Rick DeLano, writer and producer of "The Principle," declares the "question of our place in the cosmos is the greatest scientific detective story in all of history."
"The world has been shaped by two great assertions: One places us in the center of it all, and the other one relegates us to utter insignificance. Amazingly, 'The Principle' is the first documentary to examine this persistent puzzle at the heart of modern science."
The film traces the "persistent puzzle" from the ancient astronomer Ptolemy, centuries before Copernicus, to today. But rather than assuming science is at odds with religious faith, as in Galileo's day, "The Principle" assumes the two dovetail.
"I have great respect for science," DeLano said. "Where I become offended is when people ignore the evidence. They haven't proven that something can come from nothing.
"Strong evidence shows there is a special direction in the cosmos, and it points toward Earth.
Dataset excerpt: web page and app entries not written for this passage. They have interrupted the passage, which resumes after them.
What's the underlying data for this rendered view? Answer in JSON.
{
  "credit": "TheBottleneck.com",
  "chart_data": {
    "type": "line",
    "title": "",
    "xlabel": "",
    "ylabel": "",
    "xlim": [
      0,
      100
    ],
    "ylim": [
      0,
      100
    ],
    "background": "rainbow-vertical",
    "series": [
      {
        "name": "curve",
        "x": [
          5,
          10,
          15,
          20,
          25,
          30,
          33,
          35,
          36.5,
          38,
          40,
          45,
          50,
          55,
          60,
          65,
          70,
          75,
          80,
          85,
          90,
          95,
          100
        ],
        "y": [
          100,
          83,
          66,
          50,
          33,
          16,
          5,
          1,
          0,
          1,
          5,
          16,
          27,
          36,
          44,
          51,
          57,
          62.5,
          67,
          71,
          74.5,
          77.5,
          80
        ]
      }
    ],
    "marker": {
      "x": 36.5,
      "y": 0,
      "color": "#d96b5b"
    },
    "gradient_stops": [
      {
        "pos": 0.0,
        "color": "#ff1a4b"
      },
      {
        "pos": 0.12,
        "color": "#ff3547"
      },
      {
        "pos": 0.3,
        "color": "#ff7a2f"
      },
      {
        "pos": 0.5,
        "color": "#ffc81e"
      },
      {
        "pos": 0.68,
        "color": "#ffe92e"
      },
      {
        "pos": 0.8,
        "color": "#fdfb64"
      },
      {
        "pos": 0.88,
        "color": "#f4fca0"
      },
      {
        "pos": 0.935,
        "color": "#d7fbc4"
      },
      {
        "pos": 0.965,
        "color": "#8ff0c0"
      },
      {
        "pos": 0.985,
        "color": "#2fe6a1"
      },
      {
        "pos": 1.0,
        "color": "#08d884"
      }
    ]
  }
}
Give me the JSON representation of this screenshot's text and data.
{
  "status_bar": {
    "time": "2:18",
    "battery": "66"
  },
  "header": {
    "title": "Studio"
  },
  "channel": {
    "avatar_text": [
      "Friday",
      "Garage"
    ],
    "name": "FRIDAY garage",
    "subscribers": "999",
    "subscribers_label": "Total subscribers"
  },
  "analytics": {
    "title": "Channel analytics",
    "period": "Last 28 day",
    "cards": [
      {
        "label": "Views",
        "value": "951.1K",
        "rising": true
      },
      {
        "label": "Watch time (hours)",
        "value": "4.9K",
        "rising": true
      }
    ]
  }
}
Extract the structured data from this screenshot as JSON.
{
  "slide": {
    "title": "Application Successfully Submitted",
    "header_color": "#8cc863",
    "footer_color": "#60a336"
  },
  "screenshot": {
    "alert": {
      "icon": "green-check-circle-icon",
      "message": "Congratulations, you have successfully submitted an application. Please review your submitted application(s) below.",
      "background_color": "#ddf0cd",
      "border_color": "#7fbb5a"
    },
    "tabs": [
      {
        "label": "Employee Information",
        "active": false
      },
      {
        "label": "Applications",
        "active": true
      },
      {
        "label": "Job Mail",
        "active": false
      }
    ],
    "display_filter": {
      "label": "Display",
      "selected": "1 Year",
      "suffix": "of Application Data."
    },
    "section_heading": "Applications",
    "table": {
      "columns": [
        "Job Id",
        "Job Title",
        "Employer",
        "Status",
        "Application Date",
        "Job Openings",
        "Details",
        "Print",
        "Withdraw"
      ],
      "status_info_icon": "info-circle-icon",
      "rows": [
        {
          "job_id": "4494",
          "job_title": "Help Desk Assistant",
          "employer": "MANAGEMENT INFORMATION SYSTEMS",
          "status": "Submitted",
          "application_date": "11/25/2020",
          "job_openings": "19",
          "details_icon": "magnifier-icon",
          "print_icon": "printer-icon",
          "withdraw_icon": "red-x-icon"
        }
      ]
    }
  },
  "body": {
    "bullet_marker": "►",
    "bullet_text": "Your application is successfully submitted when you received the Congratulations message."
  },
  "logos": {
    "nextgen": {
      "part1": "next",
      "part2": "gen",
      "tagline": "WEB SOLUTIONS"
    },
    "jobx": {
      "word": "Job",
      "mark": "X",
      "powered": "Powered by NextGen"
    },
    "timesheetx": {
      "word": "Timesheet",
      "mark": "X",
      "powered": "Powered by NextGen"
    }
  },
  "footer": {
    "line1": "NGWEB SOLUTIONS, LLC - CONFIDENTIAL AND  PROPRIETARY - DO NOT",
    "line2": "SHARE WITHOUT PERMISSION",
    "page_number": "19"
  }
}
This is a serious claim that could indicate that perhaps the Bible was true in its account of creation … and they're ignoring it," he continued. "Experimentation is supposed to be the acid test of an assumption. Experiment trumps all. In the universe, we are told there are no special places – no up, no down, no left, no right. But every experiment tells us we are indeed in a special place, which the scientific community sees as impossible.
"For them to even remotely consider that the Bible could be true is a laughable joke. It's beyond ignorant," DeLano said. "The arrogance of the scientific atheist is unbelievable. But as the Bible says, 'Pride [goeth] before a fall.'
"What they don't understand is that science and theology have the same author: 'In the beginning, God created the Heavens and the Earth,'" DeLano concluded. "We have the distinct advantage of having the truth on our side."
"The Principle" opened Oct. 24 in select theaters in Chicago with plans to expand to Los Angeles and then to various theaters around the country. Those interested in the film can learn more at its website, ThePrincipleMovie.com.
A trailer for the film can be seen below: